Tory budget clash in Europe
A few days after the British election the Chancellor of the Exchequer, George Osborne, travelled to Brussels. He chose not to fight over new regulations being planned for hedge funds and private equity. Whilst there he made it quite clear that the new coalition government would not accept that the EU would be able to see budget plans before they were presented to Parliament. That message was underlined later by the UK prime minister and the foreign secretary.
So it will have come as a nasty surprise to learn that the President of the European Council, Herman Van Rompuy, is recommending that national budget plans are shared at EU level before they are presented to national parliaments. An unnamed French diplomat hinted that the idea was widely supported.
Now if the EU wants an early clash with the new British government this is a sure-fire way of going about it. The British will not accept it. "The budget will be presented to Parliament first," said Mark Hoban, Financial Secretary to the Treasury. He went on to say "there is no question of anyone other than MPs seeing it first".
The British position is that they don't mind if the eurozone countries agree to this. They had hoped that EU officials would limit it to the 16 countries that use the troubled currency.

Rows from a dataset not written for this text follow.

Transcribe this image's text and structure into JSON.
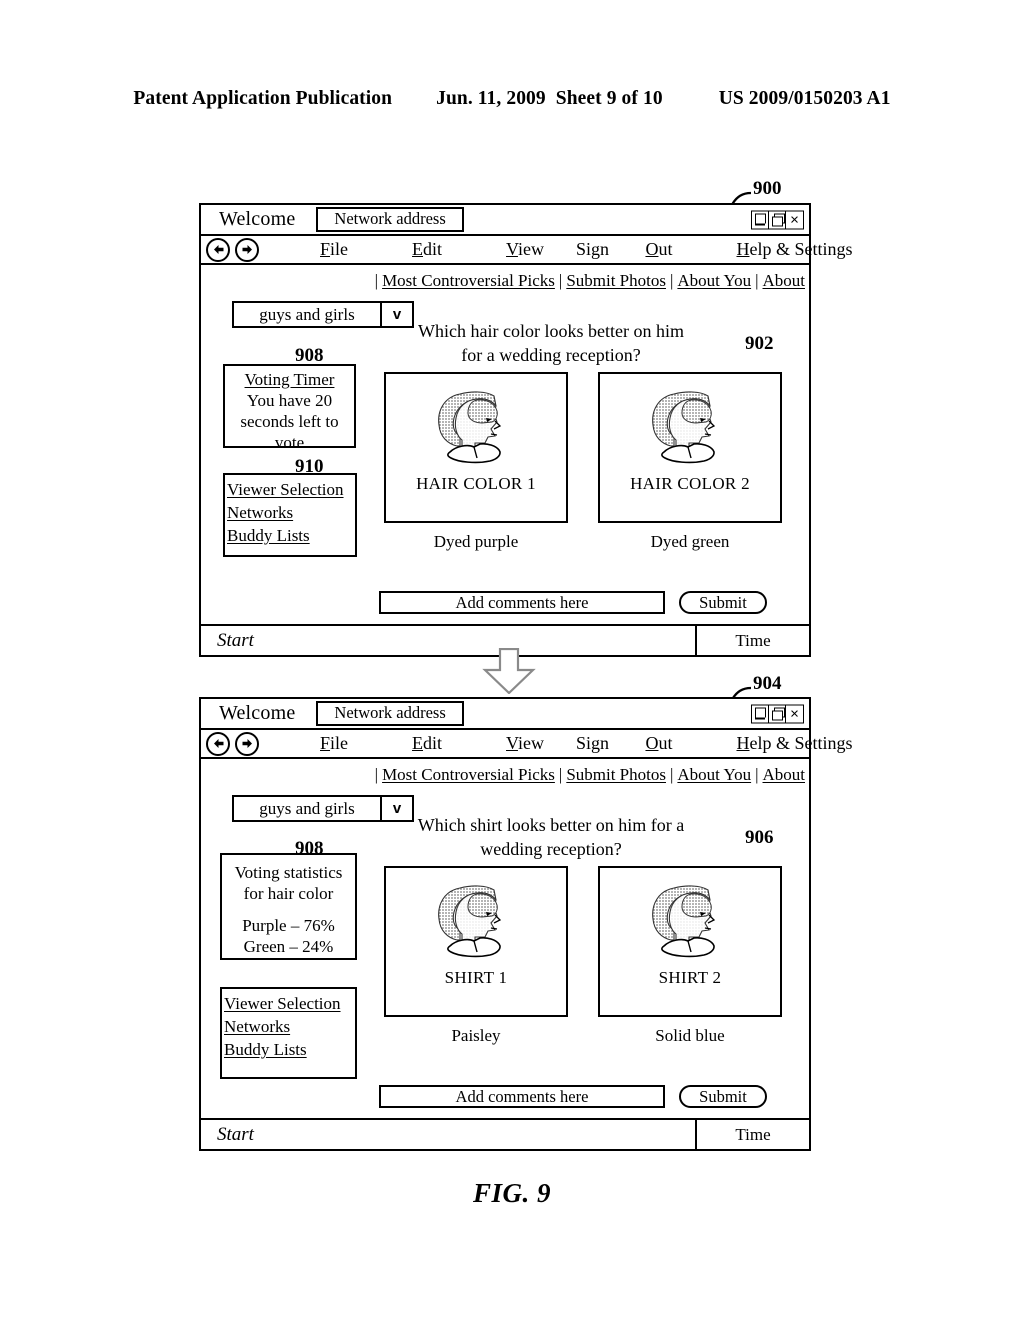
{
  "patent_header": {
    "publication": "Patent Application Publication",
    "date": "Jun. 11, 2009",
    "sheet": "Sheet 9 of 10",
    "number": "US 2009/0150203 A1"
  },
  "figure": {
    "caption": "FIG. 9"
  },
  "reference_numerals": {
    "window_top": "900",
    "question_top": "902",
    "window_bottom": "904",
    "question_bottom": "906",
    "panel_top": "908",
    "panel_viewer_top": "910",
    "panel_bottom": "908"
  },
  "window_top": {
    "titlebar": {
      "welcome": "Welcome",
      "address": "Network address",
      "controls": {
        "minimize": "minimize-icon",
        "maximize": "maximize-icon",
        "close": "×"
      }
    },
    "menubar": {
      "back": "back-arrow-icon",
      "forward": "forward-arrow-icon",
      "items": [
        {
          "pre": "",
          "accel": "F",
          "post": "ile"
        },
        {
          "pre": "",
          "accel": "E",
          "post": "dit"
        },
        {
          "pre": "",
          "accel": "V",
          "post": "iew"
        },
        {
          "pre": "Sign ",
          "accel": "O",
          "post": "ut"
        },
        {
          "pre": "",
          "accel": "H",
          "post": "elp & Settings"
        }
      ]
    },
    "links": [
      "Most Controversial Picks",
      "Submit Photos",
      "About You",
      "About"
    ],
    "link_separator": "|",
    "dropdown": {
      "value": "guys and girls",
      "arrow": "v"
    },
    "timer_panel": {
      "title": "Voting Timer",
      "line1": "You have 20",
      "line2": "seconds left to",
      "line3": "vote"
    },
    "viewer_panel": {
      "items": [
        "Viewer Selection",
        "Networks",
        "Buddy Lists"
      ]
    },
    "question": {
      "line1": "Which hair color looks better on him",
      "line2": "for a wedding reception?"
    },
    "cards": [
      {
        "label": "HAIR COLOR 1",
        "caption": "Dyed purple"
      },
      {
        "label": "HAIR COLOR 2",
        "caption": "Dyed green"
      }
    ],
    "comment_input": "Add comments here",
    "submit_button": "Submit",
    "taskbar": {
      "start": "Start",
      "time": "Time"
    }
  },
  "window_bottom": {
    "titlebar": {
      "welcome": "Welcome",
      "address": "Network address",
      "controls": {
        "minimize": "minimize-icon",
        "maximize": "maximize-icon",
        "close": "×"
      }
    },
    "menubar": {
      "back": "back-arrow-icon",
      "forward": "forward-arrow-icon",
      "items": [
        {
          "pre": "",
          "accel": "F",
          "post": "ile"
        },
        {
          "pre": "",
          "accel": "E",
          "post": "dit"
        },
        {
          "pre": "",
          "accel": "V",
          "post": "iew"
        },
        {
          "pre": "Sign ",
          "accel": "O",
          "post": "ut"
        },
        {
          "pre": "",
          "accel": "H",
          "post": "elp & Settings"
        }
      ]
    },
    "links": [
      "Most Controversial Picks",
      "Submit Photos",
      "About You",
      "About"
    ],
    "link_separator": "|",
    "dropdown": {
      "value": "guys and girls",
      "arrow": "v"
    },
    "stats_panel": {
      "title_line1": "Voting statistics",
      "title_line2": "for hair color",
      "stat1": "Purple – 76%",
      "stat2": "Green – 24%"
    },
    "viewer_panel": {
      "items": [
        "Viewer Selection",
        "Networks",
        "Buddy Lists"
      ]
    },
    "question": {
      "line1": "Which shirt looks better on him for a",
      "line2": "wedding reception?"
    },
    "cards": [
      {
        "label": "SHIRT 1",
        "caption": "Paisley"
      },
      {
        "label": "SHIRT 2",
        "caption": "Solid blue"
      }
    ],
    "comment_input": "Add comments here",
    "submit_button": "Submit",
    "taskbar": {
      "start": "Start",
      "time": "Time"
    }
  }
}
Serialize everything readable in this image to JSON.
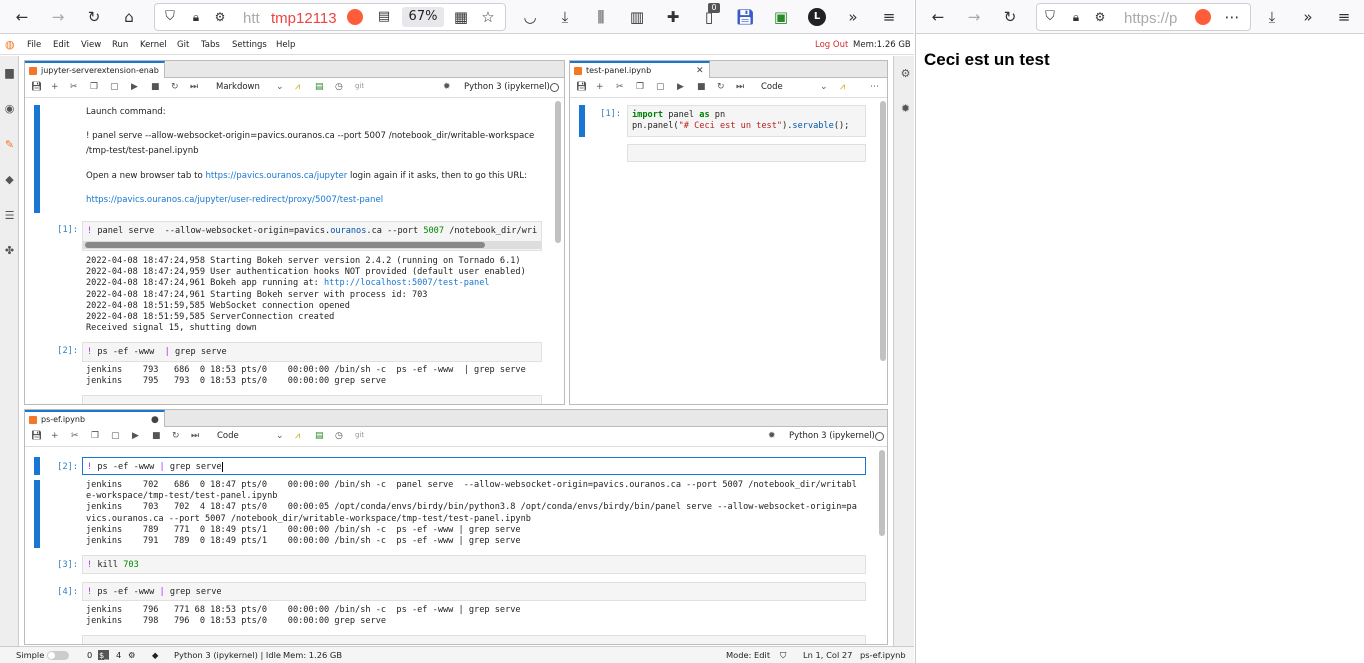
{
  "left_browser": {
    "url_text": "htt",
    "tab_title": "tmp12113",
    "zoom": "67%",
    "badge_count": "0",
    "avatar_letter": "L"
  },
  "right_browser": {
    "url_text": "https://p"
  },
  "jupyter": {
    "menu": [
      "File",
      "Edit",
      "View",
      "Run",
      "Kernel",
      "Git",
      "Tabs",
      "Settings",
      "Help"
    ],
    "logout": "Log Out",
    "mem": "Mem:1.26 GB",
    "panel1": {
      "tab": "jupyter-serverextension-enab",
      "cell_type": "Markdown",
      "kernel": "Python 3 (ipykernel)",
      "md_line1": "Launch command:",
      "md_line2": "! panel serve --allow-websocket-origin=pavics.ouranos.ca --port 5007 /notebook_dir/writable-workspace",
      "md_line3": "/tmp-test/test-panel.ipynb",
      "md_line4_pre": "Open a new browser tab to ",
      "md_line4_link": "https://pavics.ouranos.ca/jupyter",
      "md_line4_post": " login again if it asks, then to go this URL:",
      "md_line5_link": "https://pavics.ouranos.ca/jupyter/user-redirect/proxy/5007/test-panel",
      "cell1_prompt": "[1]:",
      "cell1_out": [
        "2022-04-08 18:47:24,958 Starting Bokeh server version 2.4.2 (running on Tornado 6.1)",
        "2022-04-08 18:47:24,959 User authentication hooks NOT provided (default user enabled)",
        "2022-04-08 18:47:24,961 Bokeh app running at: ",
        "2022-04-08 18:47:24,961 Starting Bokeh server with process id: 703",
        "2022-04-08 18:51:59,585 WebSocket connection opened",
        "2022-04-08 18:51:59,585 ServerConnection created",
        "Received signal 15, shutting down"
      ],
      "bokeh_link": "http://localhost:5007/test-panel",
      "cell2_prompt": "[2]:",
      "cell2_out": [
        "jenkins    793   686  0 18:53 pts/0    00:00:00 /bin/sh -c  ps -ef -www  | grep serve",
        "jenkins    795   793  0 18:53 pts/0    00:00:00 grep serve"
      ]
    },
    "panel2": {
      "tab": "test-panel.ipynb",
      "cell_type": "Code",
      "cell1_prompt": "[1]:"
    },
    "panel3": {
      "tab": "ps-ef.ipynb",
      "cell_type": "Code",
      "kernel": "Python 3 (ipykernel)",
      "c2_prompt": "[2]:",
      "c2_out": [
        "jenkins    702   686  0 18:47 pts/0    00:00:00 /bin/sh -c  panel serve  --allow-websocket-origin=pavics.ouranos.ca --port 5007 /notebook_dir/writabl",
        "e-workspace/tmp-test/test-panel.ipynb",
        "jenkins    703   702  4 18:47 pts/0    00:00:05 /opt/conda/envs/birdy/bin/python3.8 /opt/conda/envs/birdy/bin/panel serve --allow-websocket-origin=pa",
        "vics.ouranos.ca --port 5007 /notebook_dir/writable-workspace/tmp-test/test-panel.ipynb",
        "jenkins    789   771  0 18:49 pts/1    00:00:00 /bin/sh -c  ps -ef -www | grep serve",
        "jenkins    791   789  0 18:49 pts/1    00:00:00 /bin/sh -c  ps -ef -www | grep serve"
      ],
      "c3_prompt": "[3]:",
      "c3_kill": "703",
      "c4_prompt": "[4]:",
      "c4_out": [
        "jenkins    796   771 68 18:53 pts/0    00:00:00 /bin/sh -c  ps -ef -www | grep serve",
        "jenkins    798   796  0 18:53 pts/0    00:00:00 grep serve"
      ]
    },
    "status": {
      "mode_label": "Simple",
      "n1": "0",
      "n2": "4",
      "kernel_state": "Python 3 (ipykernel) | Idle",
      "mem": "Mem: 1.26 GB",
      "mode_edit": "Mode: Edit",
      "position": "Ln 1, Col 27",
      "file": "ps-ef.ipynb"
    }
  },
  "bokeh_page": {
    "heading": "Ceci est un test"
  }
}
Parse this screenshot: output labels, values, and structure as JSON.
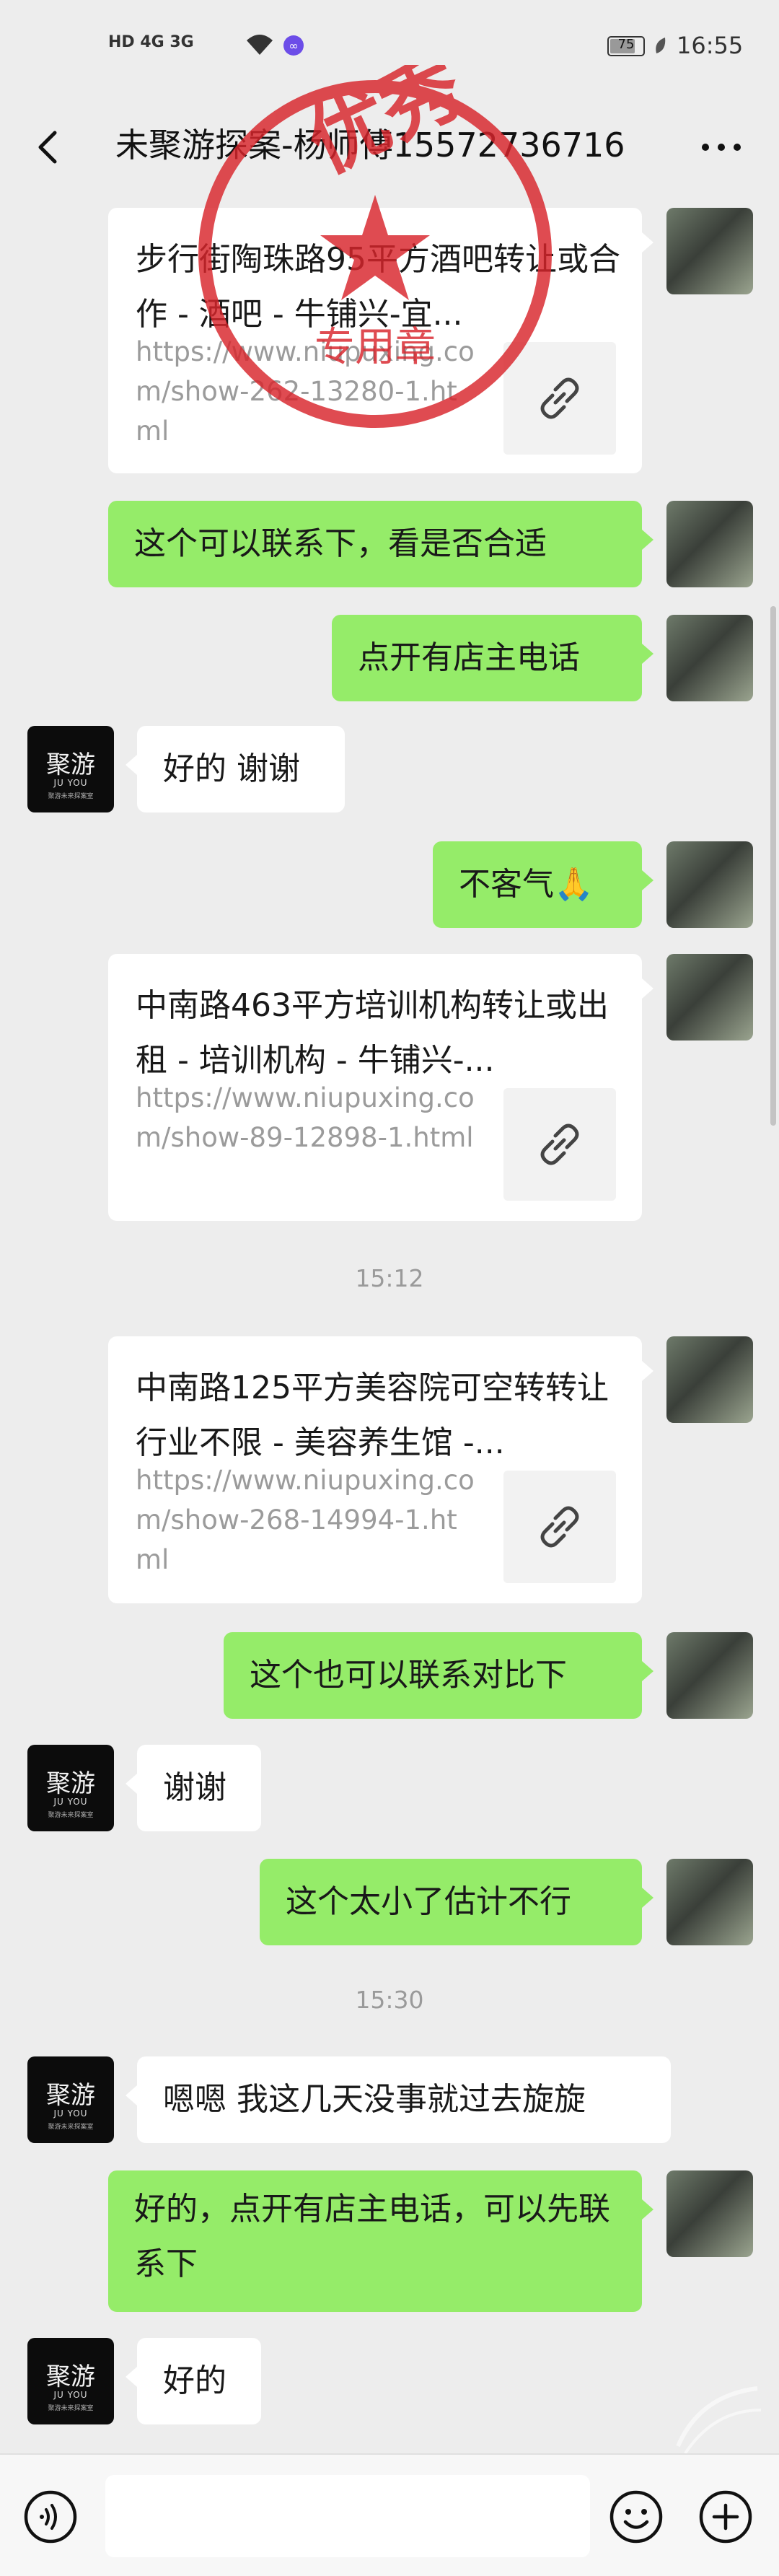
{
  "status_bar": {
    "left_icons": "HD 4G 3G",
    "battery": "75",
    "time": "16:55"
  },
  "header": {
    "title": "未聚游探案-杨师傅15572736716",
    "back_icon": "chevron-left-icon",
    "more_icon": "more-dots-icon"
  },
  "stamp": {
    "top_text": "优秀",
    "bottom_text": "专用章",
    "color": "#d8242b"
  },
  "avatar_other": {
    "line1": "聚游",
    "line2": "JU YOU",
    "line3": "聚游未来探案室"
  },
  "messages": [
    {
      "type": "link_card",
      "side": "me",
      "title": "步行街陶珠路95平方酒吧转让或合作 - 酒吧 - 牛铺兴-宜...",
      "url": "https://www.niupuxing.com/show-262-13280-1.html"
    },
    {
      "type": "text",
      "side": "me",
      "text": "这个可以联系下，看是否合适"
    },
    {
      "type": "text",
      "side": "me",
      "text": "点开有店主电话"
    },
    {
      "type": "text",
      "side": "other",
      "text": "好的 谢谢"
    },
    {
      "type": "text",
      "side": "me",
      "text": "不客气🙏"
    },
    {
      "type": "link_card",
      "side": "me",
      "title": "中南路463平方培训机构转让或出租 - 培训机构 - 牛铺兴-...",
      "url": "https://www.niupuxing.com/show-89-12898-1.html"
    },
    {
      "type": "time",
      "text": "15:12"
    },
    {
      "type": "link_card",
      "side": "me",
      "title": "中南路125平方美容院可空转转让行业不限 - 美容养生馆 -...",
      "url": "https://www.niupuxing.com/show-268-14994-1.html"
    },
    {
      "type": "text",
      "side": "me",
      "text": "这个也可以联系对比下"
    },
    {
      "type": "text",
      "side": "other",
      "text": "谢谢"
    },
    {
      "type": "text",
      "side": "me",
      "text": "这个太小了估计不行"
    },
    {
      "type": "time",
      "text": "15:30"
    },
    {
      "type": "text",
      "side": "other",
      "text": "嗯嗯 我这几天没事就过去旋旋"
    },
    {
      "type": "text",
      "side": "me",
      "text": "好的，点开有店主电话，可以先联系下"
    },
    {
      "type": "text",
      "side": "other",
      "text": "好的"
    }
  ],
  "input_bar": {
    "voice_icon": "voice-icon",
    "emoji_icon": "emoji-icon",
    "plus_icon": "plus-icon",
    "input_value": ""
  }
}
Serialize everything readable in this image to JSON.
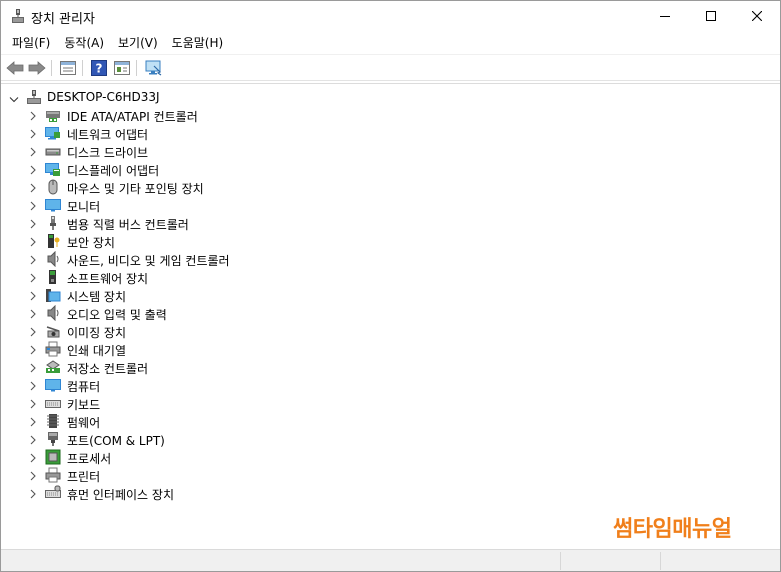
{
  "window": {
    "title": "장치 관리자",
    "controls": {
      "minimize": "minimize-icon",
      "maximize": "maximize-icon",
      "close": "close-icon"
    }
  },
  "menu": {
    "items": [
      {
        "label": "파일(F)"
      },
      {
        "label": "동작(A)"
      },
      {
        "label": "보기(V)"
      },
      {
        "label": "도움말(H)"
      }
    ]
  },
  "toolbar": {
    "buttons": [
      "back-icon",
      "forward-icon",
      "properties-icon",
      "help-icon",
      "show-hidden-icon",
      "scan-hardware-icon"
    ]
  },
  "tree": {
    "root": {
      "label": "DESKTOP-C6HD33J"
    },
    "nodes": [
      {
        "label": "IDE ATA/ATAPI 컨트롤러",
        "icon": "ide-controller-icon"
      },
      {
        "label": "네트워크 어댑터",
        "icon": "network-adapter-icon"
      },
      {
        "label": "디스크 드라이브",
        "icon": "disk-drive-icon"
      },
      {
        "label": "디스플레이 어댑터",
        "icon": "display-adapter-icon"
      },
      {
        "label": "마우스 및 기타 포인팅 장치",
        "icon": "mouse-icon"
      },
      {
        "label": "모니터",
        "icon": "monitor-icon"
      },
      {
        "label": "범용 직렬 버스 컨트롤러",
        "icon": "usb-icon"
      },
      {
        "label": "보안 장치",
        "icon": "security-device-icon"
      },
      {
        "label": "사운드, 비디오 및 게임 컨트롤러",
        "icon": "speaker-icon"
      },
      {
        "label": "소프트웨어 장치",
        "icon": "software-device-icon"
      },
      {
        "label": "시스템 장치",
        "icon": "system-device-icon"
      },
      {
        "label": "오디오 입력 및 출력",
        "icon": "audio-io-icon"
      },
      {
        "label": "이미징 장치",
        "icon": "camera-icon"
      },
      {
        "label": "인쇄 대기열",
        "icon": "print-queue-icon"
      },
      {
        "label": "저장소 컨트롤러",
        "icon": "storage-controller-icon"
      },
      {
        "label": "컴퓨터",
        "icon": "computer-icon"
      },
      {
        "label": "키보드",
        "icon": "keyboard-icon"
      },
      {
        "label": "펌웨어",
        "icon": "firmware-icon"
      },
      {
        "label": "포트(COM & LPT)",
        "icon": "port-icon"
      },
      {
        "label": "프로세서",
        "icon": "processor-icon"
      },
      {
        "label": "프린터",
        "icon": "printer-icon"
      },
      {
        "label": "휴먼 인터페이스 장치",
        "icon": "hid-icon"
      }
    ]
  },
  "watermark": {
    "text": "썸타임매뉴얼",
    "color": "#f07f1b"
  },
  "colors": {
    "icon_blue": "#2f86d3",
    "icon_green": "#3a9d3a"
  }
}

But it seems that some finance ministers want to extend this to all 27 EU countries.
What the EU officials want is to be able to adjust national budgets to try and reduce the imbalances between the economies that use the euro. It is by no means certain that the German people would agree to this and there are other countries that may resist what would be interpreted as an intrusion into their own affairs.
This is an argument that has a long way to run. The British will be implacable. What it does indicate is a determination on behalf of some EU members to use the crisis in the EU as a pretext to extend the EU's powers. It will be a battleground in the weeks and months ahead.